Ex.2

ex-2

First of all transpose the run to C and D

ex-3

Play it backwards

Ex 4

ex-4

I’ll leave it up to you to play this in closed position and to transpose it to C and D.

Playing around with these six notes we can come up with alternatives.

Playing  around with the notes

Ex 5  Start at a different place in time

ex-5

Ex 6 Leave out the root

ex-6

Adding notes

Ex 7 Adding the flat 7th

ex-7

Ex 8 Adding the flat 7th

ex-8

While all examples are in G I leave it up to you to transpose.

Application of what was learned: Big Sandy River break/solo

Time to apply what we have been doing so far to a real life situation: a break over the chord structure of Big Sandy River, a bluegrass standard. A melody arrangement of the tune can be found here >>>

bsr-1

bsr-2

bsr-3

bsr-4

bsr-5

bsr-6

bsr-7

bsr-8

Experiment with hammer-on pull-off etc, remember that this is alternate picked (on the beat down, off the beat up) and if you have a question let me know. Below a you tube video of Big Sandy River for some extra inspiration.

All the examples and the break are available as a pdf here >>>

 

Have fun!

Amazing Rhythm Guitar: Rodrigo y Gabriela

I guess the summer brings out this desire to pick up the acoustic guitar more and play on that. Besides that I have found myself appreciating the acoustic guitar more and more and at times even over the electric. But most of all it is easier to pick up and play, in the sun, under the umbrella, when there are friends around for a bit of a sing along and to play and sing Christian songs as a way of personal praise throughout the week.

In all this, my (soon to be busking buddy ggg, you know who you are) sent me a you tube link to a song called Tamacun by Rodrigo y Gabriella, two people that left the metal rock band scene to go out and busk Now while it is easy to be distracted by all the beautiful melodies, what really hit me was the amazing rhythm guitar of Gabriella.

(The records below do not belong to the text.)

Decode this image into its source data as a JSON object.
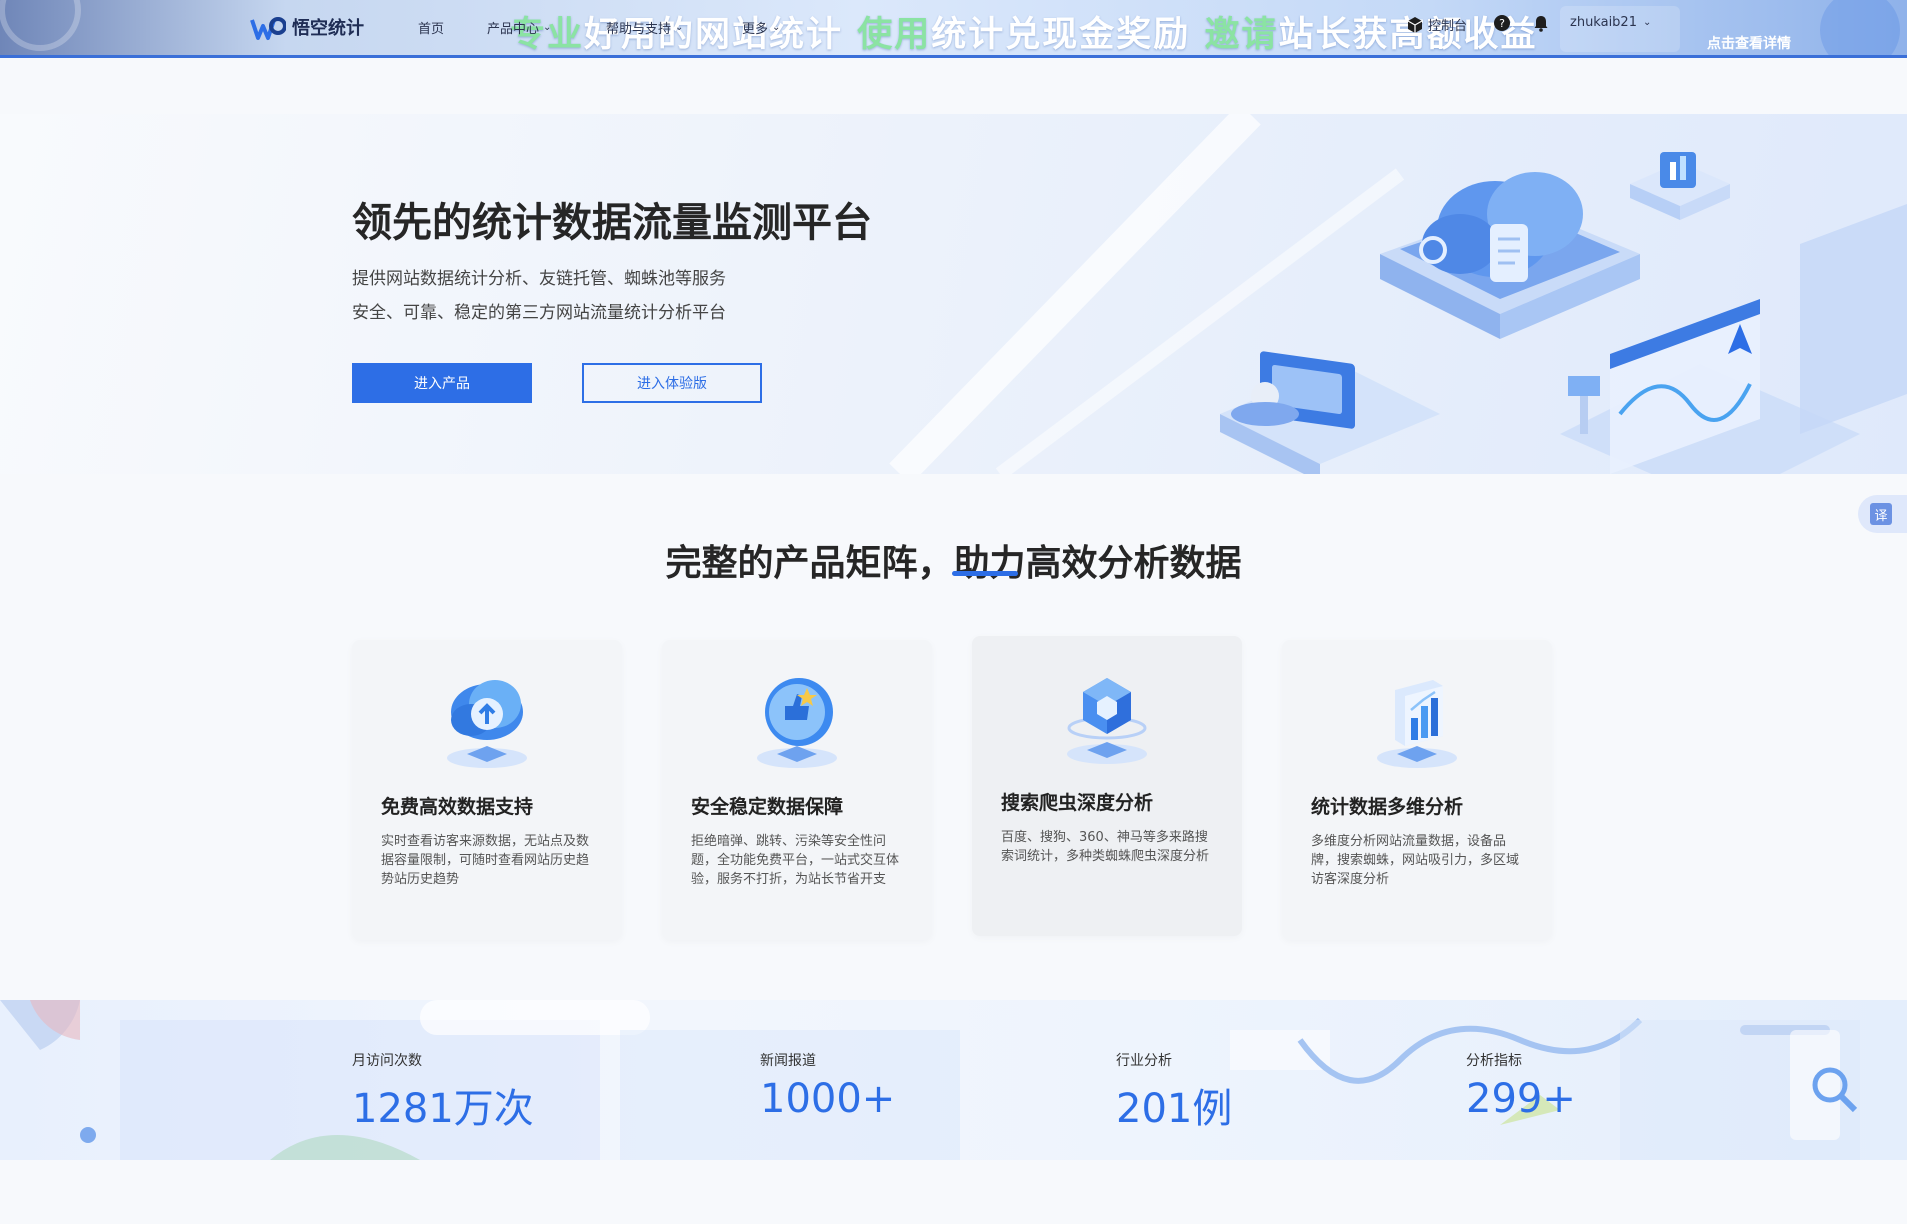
{
  "banner": {
    "slogan_hl1": "专业",
    "slogan_part1": "好用的网站统计",
    "slogan_hl2": "使用",
    "slogan_part2": "统计兑现金奖励",
    "slogan_hl3": "邀请",
    "slogan_part3": "站长获高额收益",
    "detail_link": "点击查看详情"
  },
  "nav": {
    "logo_text": "悟空统计",
    "items": [
      {
        "label": "首页",
        "has_dropdown": false
      },
      {
        "label": "产品中心",
        "has_dropdown": true
      },
      {
        "label": "帮助与支持",
        "has_dropdown": true
      },
      {
        "label": "更多",
        "has_dropdown": true
      }
    ],
    "console_label": "控制台",
    "username": "zhukaib21"
  },
  "hero": {
    "title": "领先的统计数据流量监测平台",
    "subtitle_1": "提供网站数据统计分析、友链托管、蜘蛛池等服务",
    "subtitle_2": "安全、可靠、稳定的第三方网站流量统计分析平台",
    "primary_button": "进入产品",
    "secondary_button": "进入体验版"
  },
  "translate_label": "译",
  "features": {
    "title": "完整的产品矩阵，助力高效分析数据",
    "cards": [
      {
        "title": "免费高效数据支持",
        "desc": "实时查看访客来源数据，无站点及数据容量限制，可随时查看网站历史趋势站历史趋势",
        "icon": "cloud-upload-icon"
      },
      {
        "title": "安全稳定数据保障",
        "desc": "拒绝暗弹、跳转、污染等安全性问题，全功能免费平台，一站式交互体验，服务不打折，为站长节省开支",
        "icon": "thumbs-up-shield-icon"
      },
      {
        "title": "搜索爬虫深度分析",
        "desc": "百度、搜狗、360、神马等多来路搜索词统计，多种类蜘蛛爬虫深度分析",
        "icon": "cube-crawler-icon"
      },
      {
        "title": "统计数据多维分析",
        "desc": "多维度分析网站流量数据，设备品牌，搜索蜘蛛，网站吸引力，多区域访客深度分析",
        "icon": "bar-chart-icon"
      }
    ]
  },
  "stats": [
    {
      "label": "月访问次数",
      "value": "1281万次"
    },
    {
      "label": "新闻报道",
      "value": "1000+"
    },
    {
      "label": "行业分析",
      "value": "201例"
    },
    {
      "label": "分析指标",
      "value": "299+"
    }
  ],
  "colors": {
    "accent": "#2d6ee6",
    "banner_highlight": "#8be3a3",
    "title_text": "#262626"
  }
}
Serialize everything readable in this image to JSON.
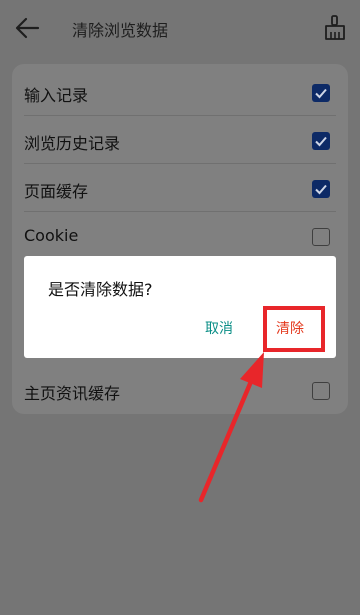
{
  "header": {
    "title": "清除浏览数据",
    "back_icon": "arrow-left-icon",
    "clear_icon": "broom-icon"
  },
  "settings": {
    "items": [
      {
        "label": "输入记录",
        "checked": true
      },
      {
        "label": "浏览历史记录",
        "checked": true
      },
      {
        "label": "页面缓存",
        "checked": true
      },
      {
        "label": "Cookie",
        "checked": false
      },
      {
        "label": "主页资讯缓存",
        "checked": false
      }
    ]
  },
  "dialog": {
    "title": "是否清除数据?",
    "cancel_label": "取消",
    "confirm_label": "清除"
  },
  "colors": {
    "checkbox_checked": "#0d2a66",
    "cancel_text": "#0a8e86",
    "confirm_text": "#e4391e",
    "annotation_red": "#e8262a"
  }
}
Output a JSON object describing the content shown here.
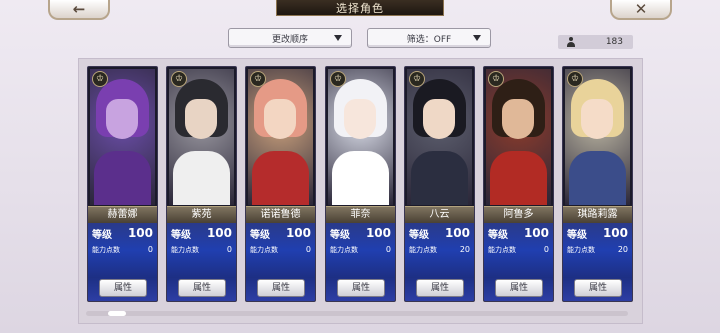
{
  "header": {
    "title": "选择角色",
    "back_glyph": "←",
    "close_glyph": "✕"
  },
  "toolbar": {
    "sort_label": "更改顺序",
    "filter_label": "筛选：OFF",
    "character_count": "183"
  },
  "labels": {
    "level": "等级",
    "ability_points": "能力点数",
    "attribute_button": "属性"
  },
  "characters": [
    {
      "name": "赫蕾娜",
      "level": "100",
      "ability_points": "0",
      "colors": {
        "bg": "#6b4ea8",
        "hair": "#7a3fb0",
        "face": "#c8a3e0",
        "body": "#5b2f8c"
      }
    },
    {
      "name": "紫苑",
      "level": "100",
      "ability_points": "0",
      "colors": {
        "bg": "#9a98a0",
        "hair": "#2a2a30",
        "face": "#e8d4c4",
        "body": "#efefef"
      }
    },
    {
      "name": "诺诺鲁德",
      "level": "100",
      "ability_points": "0",
      "colors": {
        "bg": "#c9a07c",
        "hair": "#e59a86",
        "face": "#f3d6c2",
        "body": "#b52c2c"
      }
    },
    {
      "name": "菲奈",
      "level": "100",
      "ability_points": "0",
      "colors": {
        "bg": "#d8dbe6",
        "hair": "#f2f2f6",
        "face": "#f7e6dc",
        "body": "#ffffff"
      }
    },
    {
      "name": "八云",
      "level": "100",
      "ability_points": "20",
      "colors": {
        "bg": "#5d5f6e",
        "hair": "#1a1a22",
        "face": "#efd8c6",
        "body": "#2b2e40"
      }
    },
    {
      "name": "阿鲁多",
      "level": "100",
      "ability_points": "0",
      "colors": {
        "bg": "#8c3c2c",
        "hair": "#2e1f16",
        "face": "#e0b898",
        "body": "#b22b24"
      }
    },
    {
      "name": "琪路莉露",
      "level": "100",
      "ability_points": "20",
      "colors": {
        "bg": "#b9b3a0",
        "hair": "#e9d39a",
        "face": "#f5dcc8",
        "body": "#3b4d8a"
      }
    }
  ],
  "badge_glyph": "♔"
}
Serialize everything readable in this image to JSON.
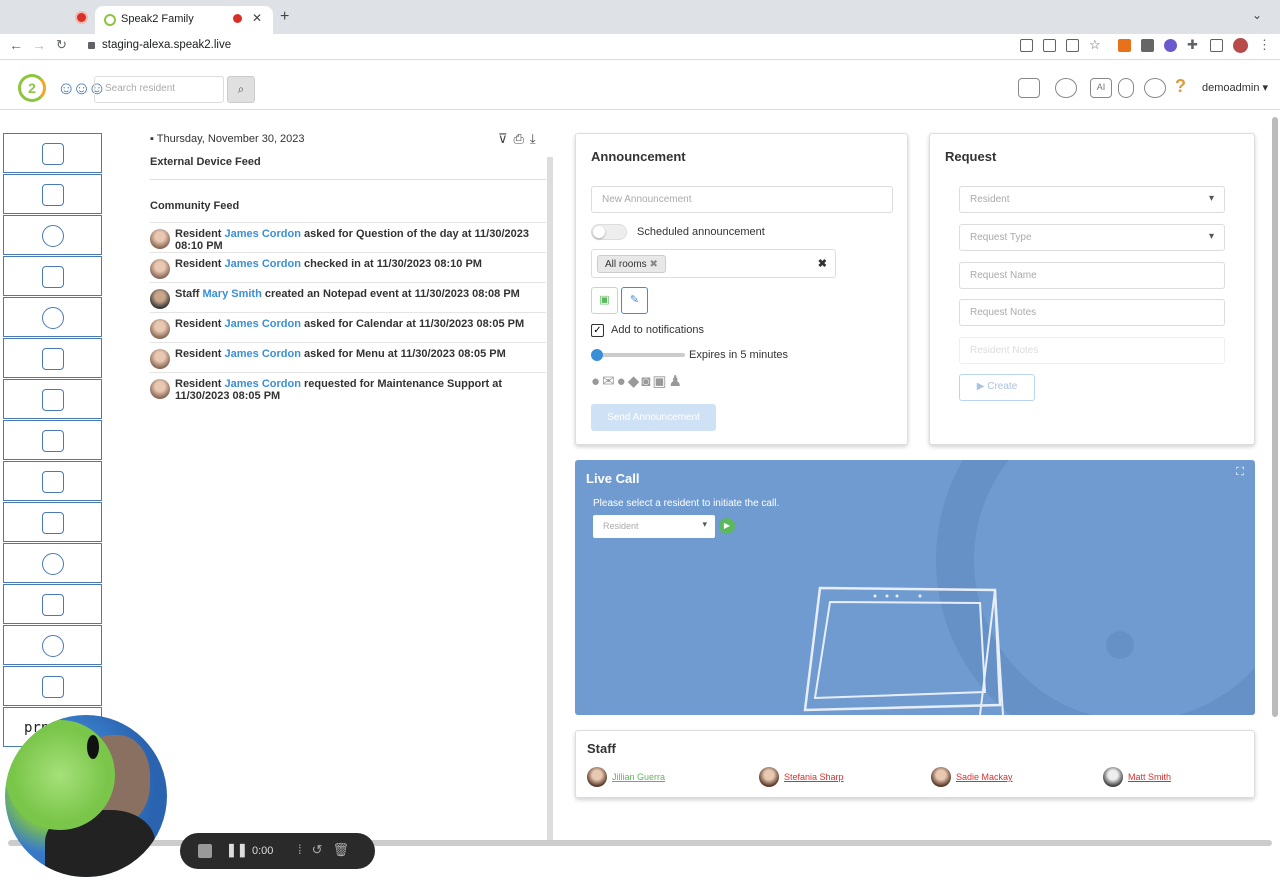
{
  "browser": {
    "tab_title": "Speak2 Family",
    "url": "staging-alexa.speak2.live"
  },
  "header": {
    "logo_text": "2",
    "search_placeholder": "Search resident",
    "username": "demoadmin",
    "help": "?"
  },
  "sidebar": {
    "last_item_text": "prnt"
  },
  "feed": {
    "date": "Thursday, November 30, 2023",
    "external_title": "External Device Feed",
    "community_title": "Community Feed",
    "items": [
      {
        "role": "Resident",
        "name": "James Cordon",
        "text": "asked for Question of the day at 11/30/2023 08:10 PM"
      },
      {
        "role": "Resident",
        "name": "James Cordon",
        "text": "checked in at 11/30/2023 08:10 PM"
      },
      {
        "role": "Staff",
        "name": "Mary Smith",
        "text": "created an Notepad event at 11/30/2023 08:08 PM"
      },
      {
        "role": "Resident",
        "name": "James Cordon",
        "text": "asked for Calendar at 11/30/2023 08:05 PM"
      },
      {
        "role": "Resident",
        "name": "James Cordon",
        "text": "asked for Menu at 11/30/2023 08:05 PM"
      },
      {
        "role": "Resident",
        "name": "James Cordon",
        "text": "requested for Maintenance Support at 11/30/2023 08:05 PM"
      }
    ]
  },
  "announcement": {
    "title": "Announcement",
    "placeholder": "New Announcement",
    "scheduled_label": "Scheduled announcement",
    "room_chip": "All rooms",
    "notify_label": "Add to notifications",
    "expires_label": "Expires in 5 minutes",
    "expires_fraction": 0.0,
    "send_label": "Send Announcement"
  },
  "request": {
    "title": "Request",
    "resident_placeholder": "Resident",
    "type_placeholder": "Request Type",
    "name_placeholder": "Request Name",
    "notes_placeholder": "Request Notes",
    "resident_notes_placeholder": "Resident Notes",
    "create_label": "Create"
  },
  "live_call": {
    "title": "Live Call",
    "subtitle": "Please select a resident to initiate the call.",
    "select_placeholder": "Resident"
  },
  "staff": {
    "title": "Staff",
    "members": [
      {
        "name": "Jillian Guerra",
        "color": "#5cb85c"
      },
      {
        "name": "Stefania Sharp",
        "color": "#d9302f"
      },
      {
        "name": "Sadie Mackay",
        "color": "#d9302f"
      },
      {
        "name": "Matt Smith",
        "color": "#d9302f"
      }
    ]
  },
  "recorder": {
    "time": "0:00"
  }
}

And to get a better idea of what she’s all about rhythmically I suggest the next video.

And here two video lessons by these two awesome players.

Have fun!